When I think of September 11, 2001, I know the horror that was visited on my city. But I know something that so many other do not. America made me a Muslim. It continues to make me a Muslim. I am not sure I would be the Muslim I am today without New York. So when people say you cannot be American and Muslim, I laugh and think “You’ve never met a Muslim and you’ve never been to America.” (Hussein Rashid_________)
As someone who loves my faith deeply, 9/11 shook me to the core. I feel an enormous level of personal responsibility to represent Muslim Americans and Islam, and to present them both in an objective and relevant light. This responsibility and focus on the Muslim American facet of my identity has taken priority over other facets of my identity for so long that sometimes I forget that they even exist. I see this in many friends too. (Zeba Iqbal________)
Sometimes the expectations on us weigh too heavily, but all the same, in the weeks and months that followed, American Muslims couldn’t and didn’t step up as we should have. And because we didn’t tell our stories, the far right has been able to make us their punching bag, bringing us into the company of those great threats to Western civilization, including gay marriage, Latinos and a President simultaneously godless and Muslim.
I still think back to that day, and wish I’d stood up and said: Those people are not us, and their beliefs are not Islam. But these are the kinds of moments we learn from. It may not be fair to American Muslims that we must prove we are not those who have tortured Islam into a hideous thing. In fact, it is not fair. But this is the reality of our time: We must direct our lives into fighting the capture of our religion by those who, claiming Islam, have nothing to offer the future but barbarity. (Haroon Moghul _____________)
I never felt like Muslim values – tolerance, compassion, generosity, honesty – were at odds with American ones. My elders often told us that the United States was the ONLY true Muslim country, the only place that really lived up the those values. I believed that. I still do.

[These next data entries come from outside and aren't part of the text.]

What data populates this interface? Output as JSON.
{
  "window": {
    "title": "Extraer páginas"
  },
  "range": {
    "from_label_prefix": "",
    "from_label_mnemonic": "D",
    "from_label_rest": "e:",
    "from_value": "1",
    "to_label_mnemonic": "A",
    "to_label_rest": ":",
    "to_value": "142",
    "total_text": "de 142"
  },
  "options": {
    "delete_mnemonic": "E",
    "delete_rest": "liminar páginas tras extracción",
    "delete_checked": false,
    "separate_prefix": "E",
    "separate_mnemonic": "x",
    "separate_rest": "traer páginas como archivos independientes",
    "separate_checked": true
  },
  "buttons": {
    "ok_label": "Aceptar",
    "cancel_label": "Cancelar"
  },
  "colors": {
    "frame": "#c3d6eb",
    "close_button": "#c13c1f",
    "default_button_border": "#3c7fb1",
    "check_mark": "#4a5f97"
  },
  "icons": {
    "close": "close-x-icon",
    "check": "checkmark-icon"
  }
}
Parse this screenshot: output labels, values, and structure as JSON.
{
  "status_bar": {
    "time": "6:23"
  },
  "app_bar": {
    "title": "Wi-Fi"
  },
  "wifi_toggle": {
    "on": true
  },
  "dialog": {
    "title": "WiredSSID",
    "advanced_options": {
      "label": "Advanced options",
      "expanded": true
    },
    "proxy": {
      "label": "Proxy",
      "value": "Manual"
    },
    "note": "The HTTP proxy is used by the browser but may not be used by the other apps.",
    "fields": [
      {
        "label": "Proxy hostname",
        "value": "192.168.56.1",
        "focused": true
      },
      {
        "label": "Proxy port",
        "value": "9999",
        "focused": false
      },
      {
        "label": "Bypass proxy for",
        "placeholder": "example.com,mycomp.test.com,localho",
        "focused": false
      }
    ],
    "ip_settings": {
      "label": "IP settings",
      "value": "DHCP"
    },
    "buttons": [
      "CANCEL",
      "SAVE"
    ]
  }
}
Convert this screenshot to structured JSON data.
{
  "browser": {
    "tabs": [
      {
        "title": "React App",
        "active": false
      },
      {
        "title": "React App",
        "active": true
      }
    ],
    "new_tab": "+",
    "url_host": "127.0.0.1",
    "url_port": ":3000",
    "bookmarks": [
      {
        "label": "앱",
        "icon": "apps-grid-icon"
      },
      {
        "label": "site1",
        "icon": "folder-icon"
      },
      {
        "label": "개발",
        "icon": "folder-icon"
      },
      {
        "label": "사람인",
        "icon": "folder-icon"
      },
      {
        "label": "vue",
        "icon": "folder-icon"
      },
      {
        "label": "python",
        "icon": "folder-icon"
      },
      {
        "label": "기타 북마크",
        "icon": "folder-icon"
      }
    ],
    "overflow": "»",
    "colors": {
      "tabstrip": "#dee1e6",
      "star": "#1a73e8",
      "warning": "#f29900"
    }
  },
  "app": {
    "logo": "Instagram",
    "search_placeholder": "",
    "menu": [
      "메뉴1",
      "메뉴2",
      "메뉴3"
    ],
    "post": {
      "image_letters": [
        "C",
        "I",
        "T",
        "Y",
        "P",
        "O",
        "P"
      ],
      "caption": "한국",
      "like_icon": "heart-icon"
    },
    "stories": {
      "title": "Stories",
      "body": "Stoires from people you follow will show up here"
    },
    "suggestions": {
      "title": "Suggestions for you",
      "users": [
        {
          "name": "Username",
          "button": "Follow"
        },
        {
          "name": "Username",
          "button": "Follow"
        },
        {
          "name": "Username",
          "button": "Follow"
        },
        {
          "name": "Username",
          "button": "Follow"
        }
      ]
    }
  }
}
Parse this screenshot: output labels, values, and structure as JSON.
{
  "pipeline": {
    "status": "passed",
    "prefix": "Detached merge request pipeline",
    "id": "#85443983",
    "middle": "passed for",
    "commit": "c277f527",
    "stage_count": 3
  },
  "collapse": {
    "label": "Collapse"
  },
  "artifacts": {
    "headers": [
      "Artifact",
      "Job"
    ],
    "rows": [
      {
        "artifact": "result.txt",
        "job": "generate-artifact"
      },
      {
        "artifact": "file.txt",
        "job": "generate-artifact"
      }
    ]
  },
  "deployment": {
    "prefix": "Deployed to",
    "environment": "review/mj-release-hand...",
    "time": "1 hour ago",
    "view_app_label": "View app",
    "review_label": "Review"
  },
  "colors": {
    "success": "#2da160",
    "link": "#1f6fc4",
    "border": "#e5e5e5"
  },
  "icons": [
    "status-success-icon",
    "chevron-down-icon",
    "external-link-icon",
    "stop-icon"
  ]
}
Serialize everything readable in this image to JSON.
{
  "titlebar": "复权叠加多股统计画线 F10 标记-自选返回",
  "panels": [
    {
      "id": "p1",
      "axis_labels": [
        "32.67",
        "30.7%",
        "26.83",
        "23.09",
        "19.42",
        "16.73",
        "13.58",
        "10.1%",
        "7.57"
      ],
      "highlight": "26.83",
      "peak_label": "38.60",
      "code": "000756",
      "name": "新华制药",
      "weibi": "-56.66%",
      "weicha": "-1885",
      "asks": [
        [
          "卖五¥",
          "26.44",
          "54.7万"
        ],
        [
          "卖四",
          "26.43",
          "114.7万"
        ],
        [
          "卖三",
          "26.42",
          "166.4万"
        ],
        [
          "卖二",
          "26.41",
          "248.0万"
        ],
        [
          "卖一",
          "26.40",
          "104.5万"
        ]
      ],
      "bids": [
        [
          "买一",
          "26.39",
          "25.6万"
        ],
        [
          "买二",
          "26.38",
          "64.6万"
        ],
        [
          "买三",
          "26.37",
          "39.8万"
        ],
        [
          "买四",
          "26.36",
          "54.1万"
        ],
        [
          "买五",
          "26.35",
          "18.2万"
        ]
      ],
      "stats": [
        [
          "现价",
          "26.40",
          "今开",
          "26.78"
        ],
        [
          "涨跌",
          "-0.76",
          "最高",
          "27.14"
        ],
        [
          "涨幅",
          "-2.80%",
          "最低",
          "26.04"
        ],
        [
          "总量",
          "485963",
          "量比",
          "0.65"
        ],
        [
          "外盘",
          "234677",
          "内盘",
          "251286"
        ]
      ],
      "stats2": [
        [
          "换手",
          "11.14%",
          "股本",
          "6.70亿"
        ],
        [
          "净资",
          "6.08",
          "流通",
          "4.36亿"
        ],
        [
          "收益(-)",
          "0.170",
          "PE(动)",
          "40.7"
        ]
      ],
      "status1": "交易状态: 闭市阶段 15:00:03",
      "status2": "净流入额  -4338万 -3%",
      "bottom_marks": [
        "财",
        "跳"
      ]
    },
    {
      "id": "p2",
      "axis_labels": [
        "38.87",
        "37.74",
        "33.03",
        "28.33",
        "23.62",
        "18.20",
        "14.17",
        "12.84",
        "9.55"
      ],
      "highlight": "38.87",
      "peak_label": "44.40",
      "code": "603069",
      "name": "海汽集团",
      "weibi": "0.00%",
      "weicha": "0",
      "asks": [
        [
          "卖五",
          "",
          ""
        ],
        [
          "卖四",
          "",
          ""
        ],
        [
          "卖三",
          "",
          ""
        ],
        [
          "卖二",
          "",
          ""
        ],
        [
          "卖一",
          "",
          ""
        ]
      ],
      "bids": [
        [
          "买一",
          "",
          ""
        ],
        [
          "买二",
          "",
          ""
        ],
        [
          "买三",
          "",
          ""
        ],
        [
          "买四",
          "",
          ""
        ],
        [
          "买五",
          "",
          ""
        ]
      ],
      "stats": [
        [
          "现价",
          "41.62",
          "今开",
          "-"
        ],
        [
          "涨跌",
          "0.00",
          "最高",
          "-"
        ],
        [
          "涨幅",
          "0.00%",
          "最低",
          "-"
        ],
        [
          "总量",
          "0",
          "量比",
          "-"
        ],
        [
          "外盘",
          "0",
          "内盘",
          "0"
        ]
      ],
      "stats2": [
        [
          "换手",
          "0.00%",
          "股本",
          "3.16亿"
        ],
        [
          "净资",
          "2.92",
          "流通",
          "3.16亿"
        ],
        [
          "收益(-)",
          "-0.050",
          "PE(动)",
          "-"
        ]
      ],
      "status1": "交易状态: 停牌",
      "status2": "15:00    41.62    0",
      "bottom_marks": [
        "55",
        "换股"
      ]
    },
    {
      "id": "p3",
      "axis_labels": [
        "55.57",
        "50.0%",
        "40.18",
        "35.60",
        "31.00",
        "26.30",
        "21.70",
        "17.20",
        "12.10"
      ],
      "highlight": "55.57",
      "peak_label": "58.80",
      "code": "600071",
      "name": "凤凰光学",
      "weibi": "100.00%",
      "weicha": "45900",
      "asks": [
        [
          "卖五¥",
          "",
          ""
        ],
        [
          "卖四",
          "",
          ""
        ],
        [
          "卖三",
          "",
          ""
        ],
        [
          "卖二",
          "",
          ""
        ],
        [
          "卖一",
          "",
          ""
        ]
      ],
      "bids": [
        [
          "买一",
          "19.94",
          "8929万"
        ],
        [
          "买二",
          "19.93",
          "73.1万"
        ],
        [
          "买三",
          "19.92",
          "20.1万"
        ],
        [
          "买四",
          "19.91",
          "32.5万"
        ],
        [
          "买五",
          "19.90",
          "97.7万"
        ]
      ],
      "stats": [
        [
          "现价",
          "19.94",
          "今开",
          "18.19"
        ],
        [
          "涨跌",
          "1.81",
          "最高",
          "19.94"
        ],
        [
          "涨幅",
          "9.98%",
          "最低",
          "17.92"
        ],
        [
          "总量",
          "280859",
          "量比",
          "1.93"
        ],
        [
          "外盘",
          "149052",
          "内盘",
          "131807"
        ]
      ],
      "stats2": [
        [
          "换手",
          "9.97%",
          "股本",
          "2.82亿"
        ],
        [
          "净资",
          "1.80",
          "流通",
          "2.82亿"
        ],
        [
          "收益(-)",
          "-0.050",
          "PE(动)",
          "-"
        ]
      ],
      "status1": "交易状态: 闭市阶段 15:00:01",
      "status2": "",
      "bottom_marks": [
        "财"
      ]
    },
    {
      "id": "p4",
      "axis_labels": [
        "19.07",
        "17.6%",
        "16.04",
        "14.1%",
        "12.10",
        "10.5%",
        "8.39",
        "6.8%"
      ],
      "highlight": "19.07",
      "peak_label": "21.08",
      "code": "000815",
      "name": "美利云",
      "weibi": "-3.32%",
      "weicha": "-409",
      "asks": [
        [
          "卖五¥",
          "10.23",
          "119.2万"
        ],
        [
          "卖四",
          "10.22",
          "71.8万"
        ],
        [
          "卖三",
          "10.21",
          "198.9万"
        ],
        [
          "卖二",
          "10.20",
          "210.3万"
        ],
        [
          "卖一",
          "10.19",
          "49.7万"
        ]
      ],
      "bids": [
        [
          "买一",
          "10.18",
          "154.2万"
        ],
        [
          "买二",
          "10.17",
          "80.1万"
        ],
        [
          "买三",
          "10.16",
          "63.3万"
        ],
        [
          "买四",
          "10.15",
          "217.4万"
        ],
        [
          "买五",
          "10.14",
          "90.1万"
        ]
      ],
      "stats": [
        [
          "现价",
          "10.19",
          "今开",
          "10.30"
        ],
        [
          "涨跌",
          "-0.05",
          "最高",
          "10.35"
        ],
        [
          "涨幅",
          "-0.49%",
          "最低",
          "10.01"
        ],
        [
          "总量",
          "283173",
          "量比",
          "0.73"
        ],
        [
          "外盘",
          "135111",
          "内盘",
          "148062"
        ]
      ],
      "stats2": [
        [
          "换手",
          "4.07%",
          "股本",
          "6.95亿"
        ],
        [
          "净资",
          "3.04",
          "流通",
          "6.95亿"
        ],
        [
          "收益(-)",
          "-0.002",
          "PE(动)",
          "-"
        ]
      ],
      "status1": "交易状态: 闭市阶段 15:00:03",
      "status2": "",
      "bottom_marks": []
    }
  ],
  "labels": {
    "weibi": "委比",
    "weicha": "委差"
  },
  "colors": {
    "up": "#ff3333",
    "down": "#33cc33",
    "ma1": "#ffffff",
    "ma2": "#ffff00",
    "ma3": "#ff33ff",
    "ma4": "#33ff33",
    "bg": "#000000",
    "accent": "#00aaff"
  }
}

.....There is no disconnect for me, I am a Muslim in the way only an American be. (Ameena Meer______________)